There are many more things that could – and should – be said on fecal politics. I’ve hinted at a few of them here. Obviously, there is a lot more to say about the architectural practice that it might generate. But speaking for a moment as a political scientist, what I find fascinating about the work of the Alliance is the way that it alters the meaning of citizenship. If the politics of shit is a way for slum-dwellers to “place some distance between their waste and themselves” – both literally and figuratively – it is also a way for them to claim the right to live in the city. When Bapat and Agarwal interviewed slum-dwellers in Pune and Mumbai about water and sanitation issues, a recurring complaint was about their own invisibility to politicians and planners. By building their own toilets, and then showing them off in toilet festivals, they reclaim some of the legitimacy denied to them by governments.
Click through for references and tables.
Appadurai, Arjun. 2002. “Deep Democracy: Urban Governmentality and the Horizon of Politics.” Public Culture 14(1): 21-47.
Bapat, Meera and Agarwal, Indu. 2003. “Our needs, our priorities: women and men from the slums in Mumbai and Pune talk about their needs for water and sanitation.” Environment and Urbanization 15(2): 71-86.
Burra, Sundar and Patel, Sheela. 2002. “Community toilets in Pune and other Indian cities.” PLA Notes 43: 43-45.
Burra, Sundar, Patel, Sheela and Kerr, Thomas. 2003. “Community-designed, built and managed toiled blocks in Indian cities.” Environment and Urbanization 15(2): 11-32.
Davis, Mike. 2006. Planet of Slums. London: Verso.
Patel, Sheela, Burra, Sundar and D’Cruz, Celine. 2001. “Slum/Shack Dwellers International (SDI) – foundations to treetops. “ Environment and Urbanization 13(2): 45-60.
Patel, Sheela and Mitlin, Diane. 2001. “The work of SPARC, the National Slum Dwellers Federation and Mahila Milan.” Institution Institute for Environment and Development Working Paper Series on Poverty Reduction in Urban Areas 5.

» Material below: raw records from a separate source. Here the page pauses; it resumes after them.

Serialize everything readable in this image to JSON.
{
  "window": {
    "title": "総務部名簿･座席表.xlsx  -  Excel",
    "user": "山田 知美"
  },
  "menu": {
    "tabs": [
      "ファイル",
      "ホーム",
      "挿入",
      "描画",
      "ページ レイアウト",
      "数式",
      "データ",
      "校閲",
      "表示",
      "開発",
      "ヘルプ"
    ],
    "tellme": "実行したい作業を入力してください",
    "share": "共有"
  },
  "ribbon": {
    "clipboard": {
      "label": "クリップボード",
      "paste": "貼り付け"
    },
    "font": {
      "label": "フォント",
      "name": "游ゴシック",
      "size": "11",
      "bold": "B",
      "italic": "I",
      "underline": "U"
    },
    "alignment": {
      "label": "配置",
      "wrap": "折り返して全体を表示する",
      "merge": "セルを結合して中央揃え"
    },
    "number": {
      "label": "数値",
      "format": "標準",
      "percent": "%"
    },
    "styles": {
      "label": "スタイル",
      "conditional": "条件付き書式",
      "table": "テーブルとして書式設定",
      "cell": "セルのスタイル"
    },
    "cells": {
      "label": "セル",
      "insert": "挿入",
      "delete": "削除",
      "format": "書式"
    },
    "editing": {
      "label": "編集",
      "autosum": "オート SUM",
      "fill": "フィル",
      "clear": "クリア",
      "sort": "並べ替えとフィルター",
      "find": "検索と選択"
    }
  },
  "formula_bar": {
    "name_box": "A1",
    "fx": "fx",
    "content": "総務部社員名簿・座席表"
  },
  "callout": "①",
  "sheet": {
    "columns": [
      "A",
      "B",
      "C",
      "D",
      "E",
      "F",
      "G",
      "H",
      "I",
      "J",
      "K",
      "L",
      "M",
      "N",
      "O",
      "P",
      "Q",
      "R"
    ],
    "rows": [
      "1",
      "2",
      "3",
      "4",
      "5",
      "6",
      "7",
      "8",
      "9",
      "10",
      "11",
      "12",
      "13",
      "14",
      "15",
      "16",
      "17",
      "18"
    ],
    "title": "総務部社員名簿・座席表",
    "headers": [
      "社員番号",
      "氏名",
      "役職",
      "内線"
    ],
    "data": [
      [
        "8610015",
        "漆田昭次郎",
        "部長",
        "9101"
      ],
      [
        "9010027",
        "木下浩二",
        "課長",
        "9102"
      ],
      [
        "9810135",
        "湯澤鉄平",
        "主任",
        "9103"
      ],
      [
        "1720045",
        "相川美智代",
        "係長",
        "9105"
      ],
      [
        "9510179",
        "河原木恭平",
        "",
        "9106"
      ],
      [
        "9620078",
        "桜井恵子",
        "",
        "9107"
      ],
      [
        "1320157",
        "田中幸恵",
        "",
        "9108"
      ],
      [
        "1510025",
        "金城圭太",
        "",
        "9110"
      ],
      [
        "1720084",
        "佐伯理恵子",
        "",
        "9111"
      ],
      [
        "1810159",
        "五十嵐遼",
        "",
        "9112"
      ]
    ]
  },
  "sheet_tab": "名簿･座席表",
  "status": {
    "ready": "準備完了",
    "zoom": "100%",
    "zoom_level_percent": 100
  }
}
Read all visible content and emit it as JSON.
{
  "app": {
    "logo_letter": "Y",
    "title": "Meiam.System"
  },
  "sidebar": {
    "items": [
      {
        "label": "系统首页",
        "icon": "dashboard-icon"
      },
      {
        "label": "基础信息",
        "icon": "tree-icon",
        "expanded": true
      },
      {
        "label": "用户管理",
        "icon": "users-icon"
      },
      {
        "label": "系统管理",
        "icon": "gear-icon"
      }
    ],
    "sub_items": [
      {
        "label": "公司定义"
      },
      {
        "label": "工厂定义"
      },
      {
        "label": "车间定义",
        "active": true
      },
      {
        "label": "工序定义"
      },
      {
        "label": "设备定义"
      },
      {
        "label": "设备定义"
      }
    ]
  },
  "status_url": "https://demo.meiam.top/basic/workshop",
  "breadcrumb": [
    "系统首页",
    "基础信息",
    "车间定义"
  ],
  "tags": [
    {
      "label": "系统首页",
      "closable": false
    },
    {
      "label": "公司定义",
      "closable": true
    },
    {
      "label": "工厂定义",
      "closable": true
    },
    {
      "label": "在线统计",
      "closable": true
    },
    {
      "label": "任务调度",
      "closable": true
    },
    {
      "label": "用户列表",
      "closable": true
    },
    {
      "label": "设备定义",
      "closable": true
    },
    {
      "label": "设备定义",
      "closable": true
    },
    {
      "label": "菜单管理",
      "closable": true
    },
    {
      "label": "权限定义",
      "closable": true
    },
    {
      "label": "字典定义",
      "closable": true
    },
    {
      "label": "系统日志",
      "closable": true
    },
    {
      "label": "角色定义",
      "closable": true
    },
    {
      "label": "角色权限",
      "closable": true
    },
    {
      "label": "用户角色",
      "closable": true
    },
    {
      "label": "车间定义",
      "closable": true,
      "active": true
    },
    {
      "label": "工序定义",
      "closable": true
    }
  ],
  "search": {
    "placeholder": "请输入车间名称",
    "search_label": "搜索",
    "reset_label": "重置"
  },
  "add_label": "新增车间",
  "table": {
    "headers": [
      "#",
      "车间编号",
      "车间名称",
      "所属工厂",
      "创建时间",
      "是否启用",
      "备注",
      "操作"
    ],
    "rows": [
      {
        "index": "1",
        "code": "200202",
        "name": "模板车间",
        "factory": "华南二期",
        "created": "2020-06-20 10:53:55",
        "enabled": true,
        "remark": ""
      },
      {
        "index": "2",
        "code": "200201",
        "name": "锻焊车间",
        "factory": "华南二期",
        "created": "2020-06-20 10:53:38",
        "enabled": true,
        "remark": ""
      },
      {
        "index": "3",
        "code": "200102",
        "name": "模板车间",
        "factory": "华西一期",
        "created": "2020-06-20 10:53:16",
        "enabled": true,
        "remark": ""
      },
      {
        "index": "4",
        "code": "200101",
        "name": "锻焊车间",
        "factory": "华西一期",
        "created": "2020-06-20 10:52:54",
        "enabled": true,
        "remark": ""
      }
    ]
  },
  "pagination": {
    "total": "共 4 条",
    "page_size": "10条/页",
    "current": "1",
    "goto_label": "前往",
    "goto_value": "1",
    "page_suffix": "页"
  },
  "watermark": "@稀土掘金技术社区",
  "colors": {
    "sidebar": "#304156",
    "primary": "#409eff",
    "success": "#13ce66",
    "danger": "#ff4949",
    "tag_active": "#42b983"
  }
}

Satterthwaite, David, McGranahan, Gordon and Mitlin, Diana. 2005. “Community-driven development for water and sanitation in urban areas.” Presented at the 13th session of the Commission on Sustainable Development, New York.
United Nations Department of Economic and Social Affairs (UNDESA), Population Division. 2008. World Urbanization Prospects: The 2007 Revision. New York: UN-Habitat Urban Info.
United Nations Department of Economic and Social Affairs (UNDESA), Population Division. 2009. World Population Prospects: The 2008 Revision. New York: UN-Habitat Urban Info.
United Nations Department of Economic and Social Affairs (UNDESA), Population Division. 2010. World Urbanization Prospects: The 2009 Revision. New York: UN-Habitat Urban Info.
World Bank. 2011. World Bank World Development Indicators. Accessed online 1 July 2011.